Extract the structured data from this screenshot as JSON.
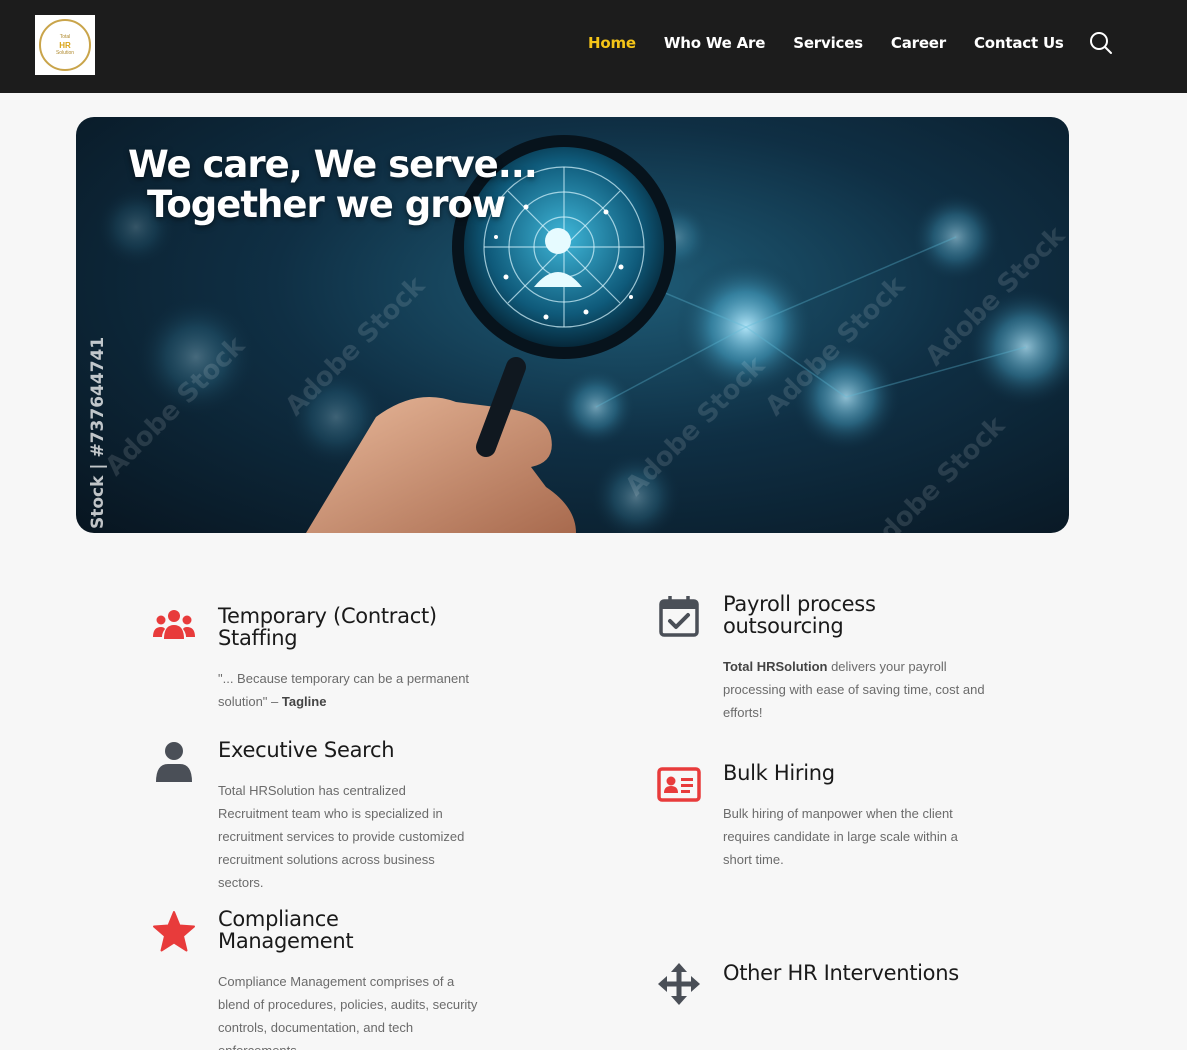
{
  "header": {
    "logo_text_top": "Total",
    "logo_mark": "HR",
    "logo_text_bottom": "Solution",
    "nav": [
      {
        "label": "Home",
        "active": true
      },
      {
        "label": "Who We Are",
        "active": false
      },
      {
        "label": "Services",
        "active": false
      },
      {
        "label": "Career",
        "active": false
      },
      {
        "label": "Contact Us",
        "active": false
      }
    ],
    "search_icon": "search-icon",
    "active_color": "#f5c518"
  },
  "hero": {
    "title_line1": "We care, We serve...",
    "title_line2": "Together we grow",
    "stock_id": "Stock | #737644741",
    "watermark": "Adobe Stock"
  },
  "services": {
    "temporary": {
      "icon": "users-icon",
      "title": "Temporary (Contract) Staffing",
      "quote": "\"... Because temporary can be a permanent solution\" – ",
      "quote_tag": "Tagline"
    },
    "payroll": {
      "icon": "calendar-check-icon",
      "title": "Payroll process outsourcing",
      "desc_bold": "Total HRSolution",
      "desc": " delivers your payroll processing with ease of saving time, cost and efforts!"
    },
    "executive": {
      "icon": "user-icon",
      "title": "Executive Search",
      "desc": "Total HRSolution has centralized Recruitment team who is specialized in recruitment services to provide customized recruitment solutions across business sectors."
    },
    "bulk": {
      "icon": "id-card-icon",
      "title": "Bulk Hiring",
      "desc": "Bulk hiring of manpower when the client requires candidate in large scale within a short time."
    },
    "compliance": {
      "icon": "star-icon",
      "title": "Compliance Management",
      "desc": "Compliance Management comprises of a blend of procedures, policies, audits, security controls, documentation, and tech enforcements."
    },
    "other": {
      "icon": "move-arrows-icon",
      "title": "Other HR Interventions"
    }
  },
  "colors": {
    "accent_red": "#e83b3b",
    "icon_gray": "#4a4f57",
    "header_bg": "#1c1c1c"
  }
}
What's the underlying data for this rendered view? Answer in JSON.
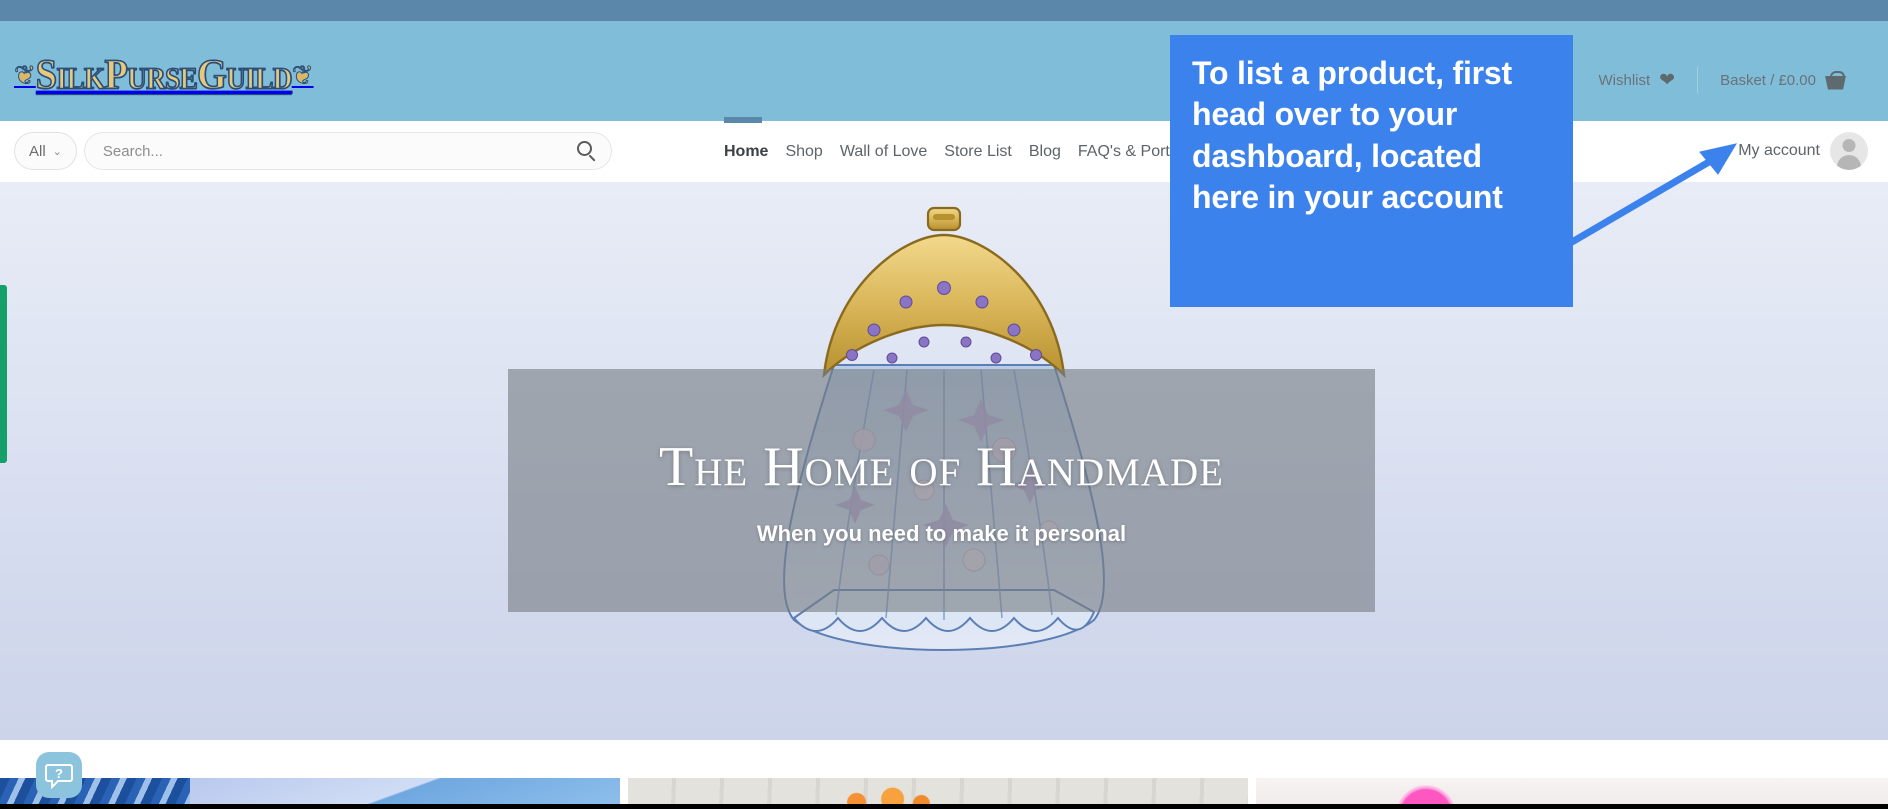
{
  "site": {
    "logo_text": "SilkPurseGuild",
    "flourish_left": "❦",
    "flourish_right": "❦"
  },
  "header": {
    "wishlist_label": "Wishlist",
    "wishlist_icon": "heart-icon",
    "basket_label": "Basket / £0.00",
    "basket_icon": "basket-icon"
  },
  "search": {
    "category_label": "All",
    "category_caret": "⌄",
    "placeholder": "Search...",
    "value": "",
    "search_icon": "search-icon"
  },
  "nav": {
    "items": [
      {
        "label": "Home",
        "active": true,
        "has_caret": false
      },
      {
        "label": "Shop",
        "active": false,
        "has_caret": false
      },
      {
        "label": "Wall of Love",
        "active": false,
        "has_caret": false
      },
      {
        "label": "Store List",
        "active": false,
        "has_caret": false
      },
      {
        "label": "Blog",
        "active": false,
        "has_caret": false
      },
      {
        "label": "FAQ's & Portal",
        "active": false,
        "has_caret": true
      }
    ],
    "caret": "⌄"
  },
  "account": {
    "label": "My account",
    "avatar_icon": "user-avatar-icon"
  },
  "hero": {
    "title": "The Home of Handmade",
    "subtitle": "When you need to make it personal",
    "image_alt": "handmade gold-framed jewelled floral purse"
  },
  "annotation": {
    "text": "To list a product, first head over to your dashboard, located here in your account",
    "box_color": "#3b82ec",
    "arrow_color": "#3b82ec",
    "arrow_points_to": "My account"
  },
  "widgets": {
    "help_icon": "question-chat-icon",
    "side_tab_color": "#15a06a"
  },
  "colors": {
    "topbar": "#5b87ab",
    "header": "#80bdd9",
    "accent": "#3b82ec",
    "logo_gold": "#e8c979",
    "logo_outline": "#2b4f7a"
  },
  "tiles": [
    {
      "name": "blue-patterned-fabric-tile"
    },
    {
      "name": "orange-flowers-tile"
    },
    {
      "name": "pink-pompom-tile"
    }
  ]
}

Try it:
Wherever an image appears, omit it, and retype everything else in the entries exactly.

Response area:
Extract the structured data from this screenshot as JSON.
{
  "header": {
    "logo_text_top": "Total",
    "logo_mark": "HR",
    "logo_text_bottom": "Solution",
    "nav": [
      {
        "label": "Home",
        "active": true
      },
      {
        "label": "Who We Are",
        "active": false
      },
      {
        "label": "Services",
        "active": false
      },
      {
        "label": "Career",
        "active": false
      },
      {
        "label": "Contact Us",
        "active": false
      }
    ],
    "search_icon": "search-icon",
    "active_color": "#f5c518"
  },
  "hero": {
    "title_line1": "We care, We serve...",
    "title_line2": "Together we grow",
    "stock_id": "Stock | #737644741",
    "watermark": "Adobe Stock"
  },
  "services": {
    "temporary": {
      "icon": "users-icon",
      "title": "Temporary (Contract) Staffing",
      "quote": "\"... Because temporary can be a permanent solution\" – ",
      "quote_tag": "Tagline"
    },
    "payroll": {
      "icon": "calendar-check-icon",
      "title": "Payroll process outsourcing",
      "desc_bold": "Total HRSolution",
      "desc": " delivers your payroll processing with ease of saving time, cost and efforts!"
    },
    "executive": {
      "icon": "user-icon",
      "title": "Executive Search",
      "desc": "Total HRSolution has centralized Recruitment team who is specialized in recruitment services to provide customized recruitment solutions across business sectors."
    },
    "bulk": {
      "icon": "id-card-icon",
      "title": "Bulk Hiring",
      "desc": "Bulk hiring of manpower when the client requires candidate in large scale within a short time."
    },
    "compliance": {
      "icon": "star-icon",
      "title": "Compliance Management",
      "desc": "Compliance Management comprises of a blend of procedures, policies, audits, security controls, documentation, and tech enforcements."
    },
    "other": {
      "icon": "move-arrows-icon",
      "title": "Other HR Interventions"
    }
  },
  "colors": {
    "accent_red": "#e83b3b",
    "icon_gray": "#4a4f57",
    "header_bg": "#1c1c1c"
  }
}
What's the underlying data for this rendered view? Answer in JSON.
{
  "site": {
    "logo_text": "SilkPurseGuild",
    "flourish_left": "❦",
    "flourish_right": "❦"
  },
  "header": {
    "wishlist_label": "Wishlist",
    "wishlist_icon": "heart-icon",
    "basket_label": "Basket / £0.00",
    "basket_icon": "basket-icon"
  },
  "search": {
    "category_label": "All",
    "category_caret": "⌄",
    "placeholder": "Search...",
    "value": "",
    "search_icon": "search-icon"
  },
  "nav": {
    "items": [
      {
        "label": "Home",
        "active": true,
        "has_caret": false
      },
      {
        "label": "Shop",
        "active": false,
        "has_caret": false
      },
      {
        "label": "Wall of Love",
        "active": false,
        "has_caret": false
      },
      {
        "label": "Store List",
        "active": false,
        "has_caret": false
      },
      {
        "label": "Blog",
        "active": false,
        "has_caret": false
      },
      {
        "label": "FAQ's & Portal",
        "active": false,
        "has_caret": true
      }
    ],
    "caret": "⌄"
  },
  "account": {
    "label": "My account",
    "avatar_icon": "user-avatar-icon"
  },
  "hero": {
    "title": "The Home of Handmade",
    "subtitle": "When you need to make it personal",
    "image_alt": "handmade gold-framed jewelled floral purse"
  },
  "annotation": {
    "text": "To list a product, first head over to your dashboard, located here in your account",
    "box_color": "#3b82ec",
    "arrow_color": "#3b82ec",
    "arrow_points_to": "My account"
  },
  "widgets": {
    "help_icon": "question-chat-icon",
    "side_tab_color": "#15a06a"
  },
  "colors": {
    "topbar": "#5b87ab",
    "header": "#80bdd9",
    "accent": "#3b82ec",
    "logo_gold": "#e8c979",
    "logo_outline": "#2b4f7a"
  },
  "tiles": [
    {
      "name": "blue-patterned-fabric-tile"
    },
    {
      "name": "orange-flowers-tile"
    },
    {
      "name": "pink-pompom-tile"
    }
  ]
}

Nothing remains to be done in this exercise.